And big ones too-life is full of them. We make mistakes and the repercussions ripple on like the stone thrown in the lake; sometimes for years and sometimes affecting lots of other people. We make choices and follow paths, and make more choices and follow more paths. Trajectories in our lives are mirages of our own inventing. We feel regret and disillusionment with ourselves; we feel like losers. Things seem like they are bad and getting worse. And in the end, here is the truth: none of it matters.

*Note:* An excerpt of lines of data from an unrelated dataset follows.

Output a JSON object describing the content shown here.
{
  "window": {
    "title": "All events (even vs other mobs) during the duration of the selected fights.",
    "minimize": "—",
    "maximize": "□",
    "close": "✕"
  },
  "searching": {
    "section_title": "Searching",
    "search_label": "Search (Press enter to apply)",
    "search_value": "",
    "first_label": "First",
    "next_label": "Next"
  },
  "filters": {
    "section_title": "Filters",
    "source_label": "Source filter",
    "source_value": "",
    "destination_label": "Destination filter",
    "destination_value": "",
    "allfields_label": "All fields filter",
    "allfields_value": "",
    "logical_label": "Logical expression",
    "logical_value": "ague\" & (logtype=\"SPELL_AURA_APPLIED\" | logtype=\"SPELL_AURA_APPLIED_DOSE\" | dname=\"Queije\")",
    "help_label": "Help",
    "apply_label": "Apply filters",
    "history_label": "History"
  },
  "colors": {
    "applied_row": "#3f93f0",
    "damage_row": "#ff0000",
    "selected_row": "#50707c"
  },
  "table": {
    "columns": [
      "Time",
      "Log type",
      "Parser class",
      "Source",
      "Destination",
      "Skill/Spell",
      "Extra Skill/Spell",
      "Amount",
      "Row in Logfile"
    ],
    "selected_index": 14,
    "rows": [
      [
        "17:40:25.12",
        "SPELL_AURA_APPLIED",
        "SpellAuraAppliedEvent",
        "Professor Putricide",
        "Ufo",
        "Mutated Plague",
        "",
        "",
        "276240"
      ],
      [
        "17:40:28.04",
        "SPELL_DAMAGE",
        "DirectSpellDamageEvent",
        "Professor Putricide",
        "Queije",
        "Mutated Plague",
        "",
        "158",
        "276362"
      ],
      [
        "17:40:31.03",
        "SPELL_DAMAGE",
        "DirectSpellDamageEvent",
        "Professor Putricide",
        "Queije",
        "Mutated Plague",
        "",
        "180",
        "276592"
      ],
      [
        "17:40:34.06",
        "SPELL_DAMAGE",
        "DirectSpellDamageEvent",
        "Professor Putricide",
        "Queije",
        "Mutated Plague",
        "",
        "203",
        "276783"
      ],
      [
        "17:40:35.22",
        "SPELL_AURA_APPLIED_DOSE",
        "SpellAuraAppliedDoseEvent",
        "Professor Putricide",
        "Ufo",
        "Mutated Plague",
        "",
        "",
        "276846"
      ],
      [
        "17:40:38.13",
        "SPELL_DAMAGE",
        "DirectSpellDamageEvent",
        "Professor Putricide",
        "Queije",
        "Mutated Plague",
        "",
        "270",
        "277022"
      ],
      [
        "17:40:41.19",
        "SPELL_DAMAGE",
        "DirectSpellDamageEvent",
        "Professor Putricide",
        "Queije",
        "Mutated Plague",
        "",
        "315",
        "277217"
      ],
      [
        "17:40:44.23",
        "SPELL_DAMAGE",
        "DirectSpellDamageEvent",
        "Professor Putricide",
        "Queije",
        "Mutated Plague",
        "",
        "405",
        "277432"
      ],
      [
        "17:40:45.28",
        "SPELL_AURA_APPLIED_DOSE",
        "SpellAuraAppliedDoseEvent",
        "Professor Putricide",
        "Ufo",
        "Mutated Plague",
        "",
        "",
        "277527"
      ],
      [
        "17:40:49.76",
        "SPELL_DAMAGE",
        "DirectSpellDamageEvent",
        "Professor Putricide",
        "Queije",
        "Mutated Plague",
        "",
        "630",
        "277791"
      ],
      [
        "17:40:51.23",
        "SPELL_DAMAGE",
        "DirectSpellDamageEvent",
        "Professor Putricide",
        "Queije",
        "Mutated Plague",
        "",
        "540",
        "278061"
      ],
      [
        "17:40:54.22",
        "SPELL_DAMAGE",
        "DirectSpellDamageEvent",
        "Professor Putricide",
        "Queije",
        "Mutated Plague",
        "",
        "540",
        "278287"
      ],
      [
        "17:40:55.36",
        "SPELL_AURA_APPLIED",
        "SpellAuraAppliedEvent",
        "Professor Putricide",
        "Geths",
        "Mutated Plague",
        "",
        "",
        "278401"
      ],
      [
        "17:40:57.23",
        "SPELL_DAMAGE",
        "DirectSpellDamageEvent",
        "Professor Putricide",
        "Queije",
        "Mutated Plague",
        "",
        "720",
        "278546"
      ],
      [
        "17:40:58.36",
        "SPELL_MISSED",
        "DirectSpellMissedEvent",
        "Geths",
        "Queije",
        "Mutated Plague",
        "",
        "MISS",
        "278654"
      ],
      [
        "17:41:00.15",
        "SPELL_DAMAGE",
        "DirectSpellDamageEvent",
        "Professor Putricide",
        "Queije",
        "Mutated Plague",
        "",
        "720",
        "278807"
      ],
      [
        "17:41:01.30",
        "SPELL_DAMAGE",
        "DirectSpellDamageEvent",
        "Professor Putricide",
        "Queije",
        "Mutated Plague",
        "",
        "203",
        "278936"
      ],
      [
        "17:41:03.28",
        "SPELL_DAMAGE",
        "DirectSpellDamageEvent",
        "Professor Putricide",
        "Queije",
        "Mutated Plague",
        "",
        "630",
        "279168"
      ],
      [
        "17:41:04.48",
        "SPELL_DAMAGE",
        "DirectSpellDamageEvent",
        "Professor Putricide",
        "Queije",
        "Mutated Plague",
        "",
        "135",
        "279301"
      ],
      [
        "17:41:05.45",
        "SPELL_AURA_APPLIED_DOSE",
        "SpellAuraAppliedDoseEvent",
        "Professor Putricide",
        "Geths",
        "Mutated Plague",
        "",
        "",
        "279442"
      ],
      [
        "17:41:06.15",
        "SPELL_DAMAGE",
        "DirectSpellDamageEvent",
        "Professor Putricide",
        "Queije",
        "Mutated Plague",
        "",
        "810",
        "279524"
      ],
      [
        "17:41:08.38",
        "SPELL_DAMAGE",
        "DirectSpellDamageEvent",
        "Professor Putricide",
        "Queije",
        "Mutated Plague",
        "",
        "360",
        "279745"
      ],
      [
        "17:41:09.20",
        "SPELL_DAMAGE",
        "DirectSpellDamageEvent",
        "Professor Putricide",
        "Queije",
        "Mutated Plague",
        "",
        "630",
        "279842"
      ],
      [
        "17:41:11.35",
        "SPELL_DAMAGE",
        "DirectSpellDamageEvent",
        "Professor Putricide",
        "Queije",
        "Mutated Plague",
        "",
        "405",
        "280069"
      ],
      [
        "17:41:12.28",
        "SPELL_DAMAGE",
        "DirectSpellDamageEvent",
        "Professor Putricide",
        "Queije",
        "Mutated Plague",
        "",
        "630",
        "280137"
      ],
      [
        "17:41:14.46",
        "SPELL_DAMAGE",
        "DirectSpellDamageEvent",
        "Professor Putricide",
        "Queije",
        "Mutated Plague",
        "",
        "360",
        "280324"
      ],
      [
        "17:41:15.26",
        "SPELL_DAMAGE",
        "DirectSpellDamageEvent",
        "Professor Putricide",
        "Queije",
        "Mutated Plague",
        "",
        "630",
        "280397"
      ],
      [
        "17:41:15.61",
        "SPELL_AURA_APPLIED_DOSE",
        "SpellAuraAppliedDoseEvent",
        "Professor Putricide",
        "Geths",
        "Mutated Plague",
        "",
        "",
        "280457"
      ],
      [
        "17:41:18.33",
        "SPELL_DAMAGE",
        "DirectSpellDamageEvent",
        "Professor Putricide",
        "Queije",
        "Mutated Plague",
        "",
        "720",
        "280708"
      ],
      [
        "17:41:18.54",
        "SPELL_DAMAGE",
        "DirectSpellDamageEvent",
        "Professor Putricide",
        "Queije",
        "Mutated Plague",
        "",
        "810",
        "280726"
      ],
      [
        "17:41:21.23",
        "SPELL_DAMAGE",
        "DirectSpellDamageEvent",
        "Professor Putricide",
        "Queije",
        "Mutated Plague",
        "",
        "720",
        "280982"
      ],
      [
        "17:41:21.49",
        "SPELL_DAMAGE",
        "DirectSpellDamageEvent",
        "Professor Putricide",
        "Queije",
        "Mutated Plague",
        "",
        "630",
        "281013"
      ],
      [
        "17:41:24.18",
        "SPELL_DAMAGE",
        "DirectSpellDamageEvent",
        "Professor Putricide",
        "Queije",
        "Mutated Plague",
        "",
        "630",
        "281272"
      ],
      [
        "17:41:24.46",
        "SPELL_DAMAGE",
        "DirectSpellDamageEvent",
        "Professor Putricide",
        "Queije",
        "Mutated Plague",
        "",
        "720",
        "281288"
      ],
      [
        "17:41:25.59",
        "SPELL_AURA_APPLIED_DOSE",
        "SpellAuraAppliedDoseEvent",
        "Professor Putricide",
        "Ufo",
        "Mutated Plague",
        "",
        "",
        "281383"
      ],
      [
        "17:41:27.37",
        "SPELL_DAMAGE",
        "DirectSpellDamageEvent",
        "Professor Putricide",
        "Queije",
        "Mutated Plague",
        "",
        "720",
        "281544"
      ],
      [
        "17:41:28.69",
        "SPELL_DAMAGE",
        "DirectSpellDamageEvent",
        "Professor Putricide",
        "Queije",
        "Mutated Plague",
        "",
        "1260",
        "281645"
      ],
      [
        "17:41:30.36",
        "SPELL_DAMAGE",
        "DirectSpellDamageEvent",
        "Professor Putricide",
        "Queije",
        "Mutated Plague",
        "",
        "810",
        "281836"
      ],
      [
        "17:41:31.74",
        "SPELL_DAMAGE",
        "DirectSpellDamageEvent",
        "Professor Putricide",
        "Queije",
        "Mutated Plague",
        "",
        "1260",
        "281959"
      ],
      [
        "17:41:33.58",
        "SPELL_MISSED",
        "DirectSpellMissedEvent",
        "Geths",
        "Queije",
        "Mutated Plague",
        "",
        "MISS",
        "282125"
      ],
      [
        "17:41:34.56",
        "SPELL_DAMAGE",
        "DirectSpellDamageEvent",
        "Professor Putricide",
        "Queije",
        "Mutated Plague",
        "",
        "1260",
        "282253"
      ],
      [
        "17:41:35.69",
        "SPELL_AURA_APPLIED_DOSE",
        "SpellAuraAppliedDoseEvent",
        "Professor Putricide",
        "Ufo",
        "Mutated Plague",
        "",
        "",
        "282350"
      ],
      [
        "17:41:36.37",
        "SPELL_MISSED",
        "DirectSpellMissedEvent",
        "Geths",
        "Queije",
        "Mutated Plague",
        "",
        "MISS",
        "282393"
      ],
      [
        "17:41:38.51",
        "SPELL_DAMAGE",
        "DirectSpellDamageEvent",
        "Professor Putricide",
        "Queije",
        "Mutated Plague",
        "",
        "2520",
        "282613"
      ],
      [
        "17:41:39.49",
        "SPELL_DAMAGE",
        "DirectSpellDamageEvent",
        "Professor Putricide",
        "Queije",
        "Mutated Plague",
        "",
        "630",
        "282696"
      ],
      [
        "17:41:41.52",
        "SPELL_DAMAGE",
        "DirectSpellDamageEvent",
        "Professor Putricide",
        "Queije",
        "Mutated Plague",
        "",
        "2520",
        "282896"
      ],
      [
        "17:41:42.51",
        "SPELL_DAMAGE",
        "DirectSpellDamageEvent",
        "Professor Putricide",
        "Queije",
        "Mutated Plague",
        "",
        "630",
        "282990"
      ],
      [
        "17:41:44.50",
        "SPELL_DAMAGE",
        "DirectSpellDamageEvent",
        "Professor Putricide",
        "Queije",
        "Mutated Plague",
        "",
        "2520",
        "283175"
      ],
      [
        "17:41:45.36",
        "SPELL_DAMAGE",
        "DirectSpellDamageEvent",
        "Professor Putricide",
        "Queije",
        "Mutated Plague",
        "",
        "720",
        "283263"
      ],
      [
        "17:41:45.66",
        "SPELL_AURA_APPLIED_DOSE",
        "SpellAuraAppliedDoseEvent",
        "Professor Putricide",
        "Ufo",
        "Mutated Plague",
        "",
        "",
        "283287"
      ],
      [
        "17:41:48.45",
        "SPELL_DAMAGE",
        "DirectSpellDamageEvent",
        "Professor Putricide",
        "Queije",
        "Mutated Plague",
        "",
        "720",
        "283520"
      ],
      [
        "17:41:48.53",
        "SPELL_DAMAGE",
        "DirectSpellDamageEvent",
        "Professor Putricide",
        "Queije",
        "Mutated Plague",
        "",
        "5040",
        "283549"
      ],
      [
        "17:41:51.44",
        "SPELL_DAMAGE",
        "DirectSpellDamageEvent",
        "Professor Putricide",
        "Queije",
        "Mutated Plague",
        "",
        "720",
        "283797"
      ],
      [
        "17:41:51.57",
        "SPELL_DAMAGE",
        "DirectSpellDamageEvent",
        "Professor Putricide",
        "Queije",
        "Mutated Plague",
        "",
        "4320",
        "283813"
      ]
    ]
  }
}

Easy words to say. So I’ll say them again: none of it matters. When we’re young and life stretches endlessly before us and the paths are a confusing jumbled maze, we follow one or the other and see where it leads. Doors swing open or clang shut in our faces; and after a hurtful period, we dust ourselves off and start a new direction, lesson learned. As we age and go through life’s stages, we tend to hang our hats on stuff…look where I came from, look where I am, look where I’m headed. Smoke and mirrors. It doesn’t matter how old you are, the doors still open and close and you still choose what to do next.
What really matters is that you are living your life to its fullest potential. That you do not allow others to push, guilt or humiliate you into doing something that is wrong for you. That you do not buy into a set idea (who sets that anyway??) of success. That you do not continue on the same path if it is going to hurt you even more. In the end, at the end, you and only you can look back and hopefully say: what a ride.
Maybe it’s the fact of being a child of holocaust survivors and refugees, but I do not take anything for granted: not my money, not my friendships and relationships, not my health. I have been so fortunate to this point, even when I have struggled, that I can only be grateful, thankful and even a teeny bit proud. I have been called callous, aloof, brave, strong, even recently, a rock star. I love that! It does not matter what others think of me, only what I think of myself (although the “rock star” comment may be an exception to that statement :)). I believe myself to be smart, kind, generous and thoughtful; and a bit of a cockeyed-optimist, to quote a song from the show South Pacific. Lots of choices over my life have taught me how to be this way. Adversity is the best teacher; failure comes in a close second. Attitudes that come from a deep place inside and say, “Well, that didn’t work. What am I going to do now?” save us and open up the new doors.
What you do with your life, as far as a career, is not all of who you are. I am a teacher- and I love it and do not see myself doing anything else for the next ten years. It’s a HUGE part of me. But, I am so much more. Of course, wife and mother and daughter and sister and auntie; but as far as what else I love to do: writing, photography, travel, cooking, technology…just a few of the other things that define me in big ways. My career pays the bills, there is no doubt about that. And I depend on it to do so. But my bills are of my own creation and I can change them at any time by changing what I do and how and where I do it. I’m fortunate in that my career path, with minor side trips of my own design, has been steady. Not all people are that lucky and some have to change gears even though they thought they were all set. Our current economy and policies have done a lot of damage to good people who are just trying to follow their dreams. And yet, to those people, I say again- do what you can to make things work or have a go at some new path. Not easy to do, and lots of raw emotions to deal with, but honestly what choice do they have? The serenity prayer reminds us to change what we can and accept what we can’t.
People choose the wrong partners, the wrong jobs, the wrong cars, the wrong homes, all the time. Only when the wrongness becomes obvious (and this can take years) does the person go: Oh, shit. Once that little ah-ha moment occurs, it’s up to each of us to figure out how to right ourselves. Sometimes, like a car trying to get up a snowy hill (ahem), we have to put ourselves in reverse, back up a bit, have a look around and go a different way. Sometimes we have to call for help (ahem, again), or wait a while or turn completely around and find a completely different route. I am still talking about life, but that analogy based on a recent occurrence in my own, seems pretty perfect.
When things look bad, remember Winston Churchill’s famous quote: “If you are going through hell, keep going.” He also said, “Success is the ability to go from one failure to another with no loss of enthusiasm.” Wise man!